South Bend, Ind., next to the University of Notre Dame, turned a little-used auditorium in a convention center into an esports facility and has been hosting events for more than a year, according to the South Bend Tribune. It helps fill up area hotels when the Notre Dame football team plays away games, the Tribune reported. However, Notre Dame is not included in the NACE list of school that offer esports varsity programs.
Schieve's view on esports was further crystalized earlier this summer when Reno played host to the U.S. Conference of Mayors.
"This new generation is really embracing it and obviously, the new technology speeds those things up," she said. "If cities are not looking at ways that you can bring in new demographics, then they are really going to lose out. The cities that will have the competitive advantage are those who are looking at the technology, innovation and esports."
Esports is already widely popular in other parts of the world, including Asia and Europe, according to reports.
"You should see it in Europe, the amount of people flocking to esports is really unbelievable," Schieve said.
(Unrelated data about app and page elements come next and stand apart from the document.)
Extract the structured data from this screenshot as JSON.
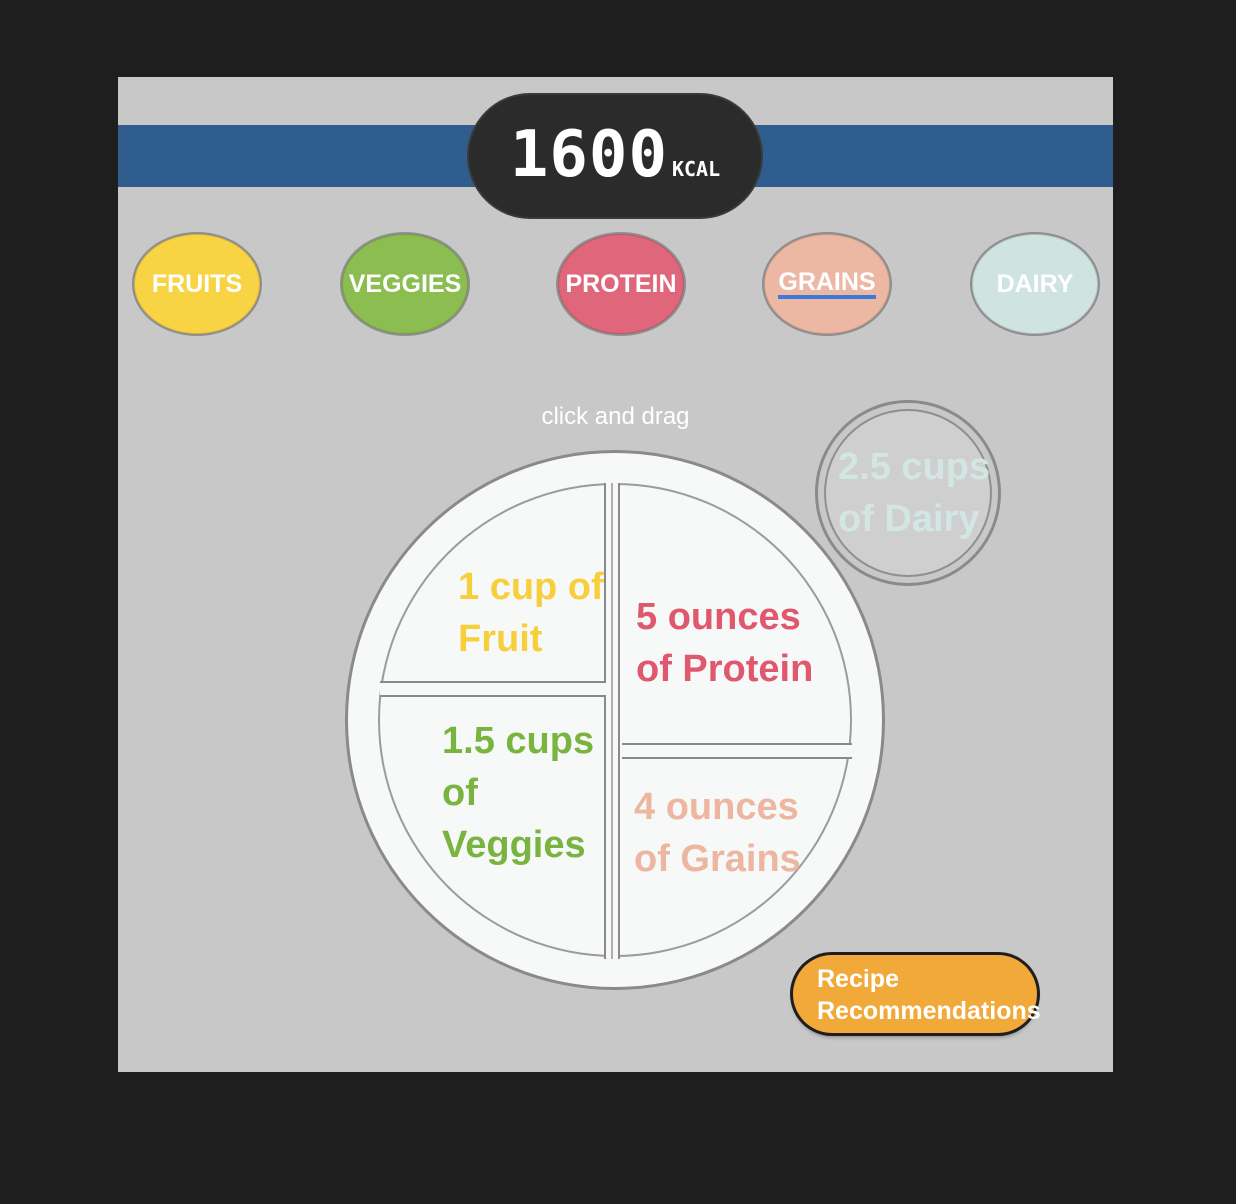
{
  "header": {
    "calories_value": "1600",
    "calories_unit": "KCAL"
  },
  "food_groups": [
    {
      "label": "FRUITS",
      "color": "#f8d444",
      "active": false
    },
    {
      "label": "VEGGIES",
      "color": "#8bbd51",
      "active": false
    },
    {
      "label": "PROTEIN",
      "color": "#e0667b",
      "active": false
    },
    {
      "label": "GRAINS",
      "color": "#ecb8a4",
      "active": true
    },
    {
      "label": "DAIRY",
      "color": "#cfe3e1",
      "active": false
    }
  ],
  "hint_text": "click and drag",
  "plate": {
    "fruit": {
      "line1": "1 cup of",
      "line2": "Fruit",
      "color": "#f6cf3b"
    },
    "protein": {
      "line1": "5 ounces",
      "line2": "of Protein",
      "color": "#e0586e"
    },
    "veggies": {
      "line1": "1.5 cups",
      "line2": "of",
      "line3": "Veggies",
      "color": "#7ab440"
    },
    "grains": {
      "line1": "4 ounces",
      "line2": "of Grains",
      "color": "#ecb6a0"
    }
  },
  "dairy": {
    "line1": "2.5 cups",
    "line2": "of Dairy",
    "color": "#d2e6e3"
  },
  "recipe_button": {
    "line1": "Recipe",
    "line2": "Recommendations"
  }
}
Also, as the University of Nevada campus keeps inching south toward downtown, the bowling stadium should cater to a younger clientele, Schieve said.
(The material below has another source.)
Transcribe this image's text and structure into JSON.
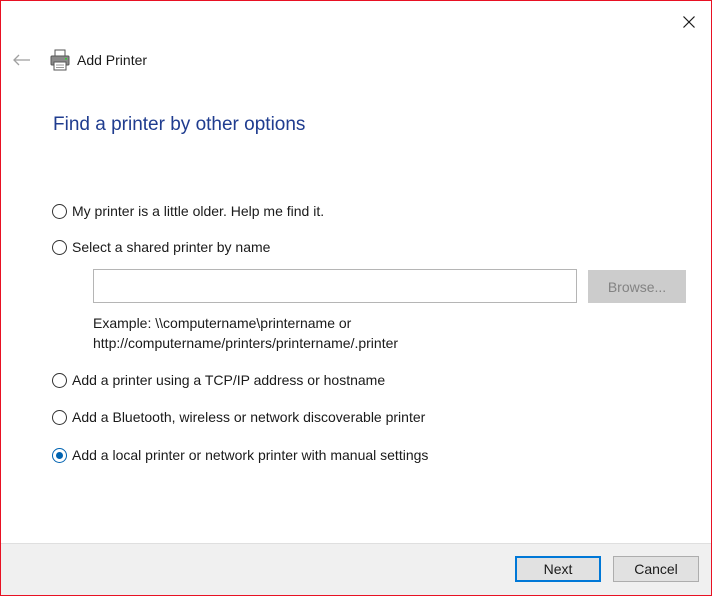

"It is so close to student housing, we want to activate the bottom (floor of the bowling stadium) with a great coffee house and also a brewery and those kind of things," she said.
City and university officials have been working together as downtown and the university blends together.
"We're really working closely and it is nice to work with (University) President (Brian) Sandoval to really bring them into the downtown core," she said in an interview taped Wednesday. "We are changing the name of Center Street into University Avenue, which is really kind of exciting. But also, look at the amount of student housing that is coming into downtown."
The synergy between the university and downtown is helping plug the 'brain drain,' Schieve said.
"Now more than ever, we are seeing our kids from the university want to live, work and play here," Schieve said. "Before they were like, 'Oh, I need to go get a job somewhere else.' (Now) they are all staying here. Things have changed dramatically."
Although college bowling is sanctioned by the U.S. Bowling Congress, Nevada does not have a bowling team in its athletics department. However, the bowling stadium is scheduled to play host to the 2025 women's collegiate championship.
Schieve, keeping with the theme of technology, wants the City of Reno to join the "metaverse,' a virtual-reality space where users interact with a computer-generated environment and other users.
The metaverse was another topic from the U.S. mayors' meeting in Reno, Schieve said. It could attract many citizens who do not normally engage with City Hall.
"The United States Conference of Mayors is really looking at innovation technology and what is happening in the metaverse," she said. "And it is because we know we can pull in a different demographic and people who might not now be typically engaged with their government. I think that is important. You could eventually go into the metaverse and get a business license and those kinds of things. And maybe it is a lot easier and more approachable, in that sense, to engage with City Hall."